Go through the entries below and copy each line that holds the word "alanblackmore".

*** Records supplied ***

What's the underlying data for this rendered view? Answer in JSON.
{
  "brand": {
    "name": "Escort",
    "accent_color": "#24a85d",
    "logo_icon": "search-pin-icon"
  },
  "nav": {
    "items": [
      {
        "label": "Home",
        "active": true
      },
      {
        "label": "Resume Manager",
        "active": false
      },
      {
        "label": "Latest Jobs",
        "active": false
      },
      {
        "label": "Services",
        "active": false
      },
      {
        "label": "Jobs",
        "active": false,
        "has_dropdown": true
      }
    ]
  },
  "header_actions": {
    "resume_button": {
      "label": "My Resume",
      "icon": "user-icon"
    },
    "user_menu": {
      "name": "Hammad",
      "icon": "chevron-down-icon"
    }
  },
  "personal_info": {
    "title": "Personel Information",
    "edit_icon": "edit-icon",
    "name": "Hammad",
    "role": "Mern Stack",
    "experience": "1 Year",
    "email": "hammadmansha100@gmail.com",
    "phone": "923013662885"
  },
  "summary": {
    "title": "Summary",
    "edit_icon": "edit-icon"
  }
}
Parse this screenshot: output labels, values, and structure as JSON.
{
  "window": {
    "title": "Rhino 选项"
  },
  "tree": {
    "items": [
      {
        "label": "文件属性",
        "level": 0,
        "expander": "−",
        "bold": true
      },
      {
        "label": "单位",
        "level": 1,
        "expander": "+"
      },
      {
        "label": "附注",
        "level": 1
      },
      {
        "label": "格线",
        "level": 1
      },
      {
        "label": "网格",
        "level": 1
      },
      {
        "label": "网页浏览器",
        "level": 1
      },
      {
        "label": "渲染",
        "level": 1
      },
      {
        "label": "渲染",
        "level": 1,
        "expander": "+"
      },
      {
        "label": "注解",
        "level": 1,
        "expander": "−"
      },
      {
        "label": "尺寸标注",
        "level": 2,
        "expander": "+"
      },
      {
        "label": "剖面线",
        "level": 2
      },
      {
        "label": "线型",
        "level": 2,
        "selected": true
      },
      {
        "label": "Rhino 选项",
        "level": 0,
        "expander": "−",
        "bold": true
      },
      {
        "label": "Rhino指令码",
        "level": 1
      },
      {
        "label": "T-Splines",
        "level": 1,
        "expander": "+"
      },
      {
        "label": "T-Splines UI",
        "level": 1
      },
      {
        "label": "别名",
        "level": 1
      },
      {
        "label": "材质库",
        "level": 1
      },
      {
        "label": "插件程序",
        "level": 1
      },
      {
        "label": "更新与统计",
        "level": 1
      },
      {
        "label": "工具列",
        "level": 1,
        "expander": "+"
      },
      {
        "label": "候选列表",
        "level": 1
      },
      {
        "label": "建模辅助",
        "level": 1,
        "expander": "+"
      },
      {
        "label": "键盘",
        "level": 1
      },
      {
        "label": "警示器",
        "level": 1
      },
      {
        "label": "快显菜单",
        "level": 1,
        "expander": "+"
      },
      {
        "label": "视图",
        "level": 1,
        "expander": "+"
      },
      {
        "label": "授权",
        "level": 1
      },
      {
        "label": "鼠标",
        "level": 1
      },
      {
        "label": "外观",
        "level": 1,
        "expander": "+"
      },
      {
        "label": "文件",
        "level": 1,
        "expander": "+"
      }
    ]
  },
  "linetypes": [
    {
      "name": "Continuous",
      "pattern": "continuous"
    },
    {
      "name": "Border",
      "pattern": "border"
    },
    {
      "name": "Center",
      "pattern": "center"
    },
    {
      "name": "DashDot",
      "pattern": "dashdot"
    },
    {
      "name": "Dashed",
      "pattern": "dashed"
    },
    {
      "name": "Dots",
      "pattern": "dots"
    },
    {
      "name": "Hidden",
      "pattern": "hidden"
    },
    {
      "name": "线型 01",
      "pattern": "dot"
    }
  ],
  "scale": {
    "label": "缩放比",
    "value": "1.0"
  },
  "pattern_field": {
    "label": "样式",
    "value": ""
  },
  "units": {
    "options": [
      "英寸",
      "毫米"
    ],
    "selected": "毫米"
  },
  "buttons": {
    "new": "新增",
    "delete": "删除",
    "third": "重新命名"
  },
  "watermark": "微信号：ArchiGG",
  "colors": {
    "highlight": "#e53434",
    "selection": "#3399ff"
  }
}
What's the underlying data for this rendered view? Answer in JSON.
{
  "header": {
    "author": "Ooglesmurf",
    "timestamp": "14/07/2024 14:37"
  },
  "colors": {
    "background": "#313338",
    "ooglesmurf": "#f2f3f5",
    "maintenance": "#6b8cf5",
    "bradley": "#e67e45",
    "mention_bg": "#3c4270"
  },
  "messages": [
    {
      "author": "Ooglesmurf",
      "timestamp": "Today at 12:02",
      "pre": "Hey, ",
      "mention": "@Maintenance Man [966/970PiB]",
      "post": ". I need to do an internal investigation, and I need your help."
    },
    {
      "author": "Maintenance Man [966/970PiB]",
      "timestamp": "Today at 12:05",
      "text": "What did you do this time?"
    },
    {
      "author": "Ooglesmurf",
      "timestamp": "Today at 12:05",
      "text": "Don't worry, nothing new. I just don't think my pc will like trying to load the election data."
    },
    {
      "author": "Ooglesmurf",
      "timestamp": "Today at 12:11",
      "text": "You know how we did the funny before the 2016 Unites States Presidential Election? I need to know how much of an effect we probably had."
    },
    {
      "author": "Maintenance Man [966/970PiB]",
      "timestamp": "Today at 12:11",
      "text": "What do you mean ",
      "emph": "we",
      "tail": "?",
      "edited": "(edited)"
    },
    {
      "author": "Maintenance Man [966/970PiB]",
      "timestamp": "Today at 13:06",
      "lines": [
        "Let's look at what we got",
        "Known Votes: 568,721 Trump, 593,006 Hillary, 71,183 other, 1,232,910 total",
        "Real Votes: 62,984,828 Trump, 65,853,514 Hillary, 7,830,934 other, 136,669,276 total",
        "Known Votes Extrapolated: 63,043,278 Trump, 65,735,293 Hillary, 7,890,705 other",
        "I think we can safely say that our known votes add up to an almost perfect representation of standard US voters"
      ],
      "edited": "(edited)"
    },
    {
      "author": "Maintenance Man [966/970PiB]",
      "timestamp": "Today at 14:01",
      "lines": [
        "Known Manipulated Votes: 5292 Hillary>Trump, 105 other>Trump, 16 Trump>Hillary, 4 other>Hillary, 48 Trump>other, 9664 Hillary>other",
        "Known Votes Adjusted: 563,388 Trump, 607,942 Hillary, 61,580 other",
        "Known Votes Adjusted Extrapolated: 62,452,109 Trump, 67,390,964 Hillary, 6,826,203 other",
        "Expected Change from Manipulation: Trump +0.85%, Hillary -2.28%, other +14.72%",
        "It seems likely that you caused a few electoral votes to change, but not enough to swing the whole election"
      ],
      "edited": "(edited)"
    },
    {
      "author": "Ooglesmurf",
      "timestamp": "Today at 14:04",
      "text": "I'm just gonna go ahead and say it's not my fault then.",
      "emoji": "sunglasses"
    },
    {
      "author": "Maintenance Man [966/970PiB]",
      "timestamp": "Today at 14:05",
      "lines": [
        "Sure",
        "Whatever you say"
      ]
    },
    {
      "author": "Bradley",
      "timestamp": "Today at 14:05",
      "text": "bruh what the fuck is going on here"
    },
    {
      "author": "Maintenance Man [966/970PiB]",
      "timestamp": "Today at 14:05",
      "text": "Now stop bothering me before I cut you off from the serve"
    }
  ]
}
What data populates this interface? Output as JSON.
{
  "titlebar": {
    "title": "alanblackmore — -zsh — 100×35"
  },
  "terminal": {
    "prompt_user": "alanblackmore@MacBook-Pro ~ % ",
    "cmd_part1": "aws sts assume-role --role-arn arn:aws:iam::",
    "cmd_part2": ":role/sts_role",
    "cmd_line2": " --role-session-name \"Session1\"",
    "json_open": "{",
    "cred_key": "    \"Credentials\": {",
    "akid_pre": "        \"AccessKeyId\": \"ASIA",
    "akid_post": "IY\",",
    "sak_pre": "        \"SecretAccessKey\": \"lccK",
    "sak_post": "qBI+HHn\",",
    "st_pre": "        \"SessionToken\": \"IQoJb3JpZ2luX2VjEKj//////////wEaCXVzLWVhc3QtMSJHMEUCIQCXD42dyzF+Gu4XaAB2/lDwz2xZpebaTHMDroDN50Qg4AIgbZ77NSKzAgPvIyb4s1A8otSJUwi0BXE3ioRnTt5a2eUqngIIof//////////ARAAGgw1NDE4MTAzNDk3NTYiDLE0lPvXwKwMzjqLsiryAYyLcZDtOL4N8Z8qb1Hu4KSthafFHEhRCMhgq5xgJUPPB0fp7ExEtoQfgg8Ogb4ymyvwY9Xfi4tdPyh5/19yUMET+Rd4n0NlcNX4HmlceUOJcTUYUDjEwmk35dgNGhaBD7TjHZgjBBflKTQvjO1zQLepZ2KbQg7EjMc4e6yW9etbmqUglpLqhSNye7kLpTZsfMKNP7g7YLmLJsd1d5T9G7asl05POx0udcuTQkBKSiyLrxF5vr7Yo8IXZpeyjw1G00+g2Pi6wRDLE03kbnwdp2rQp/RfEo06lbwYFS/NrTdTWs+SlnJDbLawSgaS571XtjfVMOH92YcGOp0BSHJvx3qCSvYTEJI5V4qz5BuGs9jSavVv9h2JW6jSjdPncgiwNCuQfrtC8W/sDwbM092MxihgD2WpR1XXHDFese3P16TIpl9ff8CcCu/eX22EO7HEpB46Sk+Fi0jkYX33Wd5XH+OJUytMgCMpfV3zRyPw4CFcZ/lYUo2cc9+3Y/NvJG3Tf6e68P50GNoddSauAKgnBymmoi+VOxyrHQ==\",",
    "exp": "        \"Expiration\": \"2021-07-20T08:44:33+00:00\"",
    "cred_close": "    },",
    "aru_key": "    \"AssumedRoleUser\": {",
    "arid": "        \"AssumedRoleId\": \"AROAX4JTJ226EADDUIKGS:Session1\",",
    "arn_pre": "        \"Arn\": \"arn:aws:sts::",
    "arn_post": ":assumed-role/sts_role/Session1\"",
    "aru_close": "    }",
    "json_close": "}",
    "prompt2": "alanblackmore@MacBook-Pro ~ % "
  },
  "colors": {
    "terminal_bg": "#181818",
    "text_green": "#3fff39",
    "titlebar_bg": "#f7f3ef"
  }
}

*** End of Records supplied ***

Answer to this exercise =>
    "title": "alanblackmore — -zsh — 100×35"
    "prompt_user": "alanblackmore@MacBook-Pro ~ % ",
    "prompt2": "alanblackmore@MacBook-Pro ~ % "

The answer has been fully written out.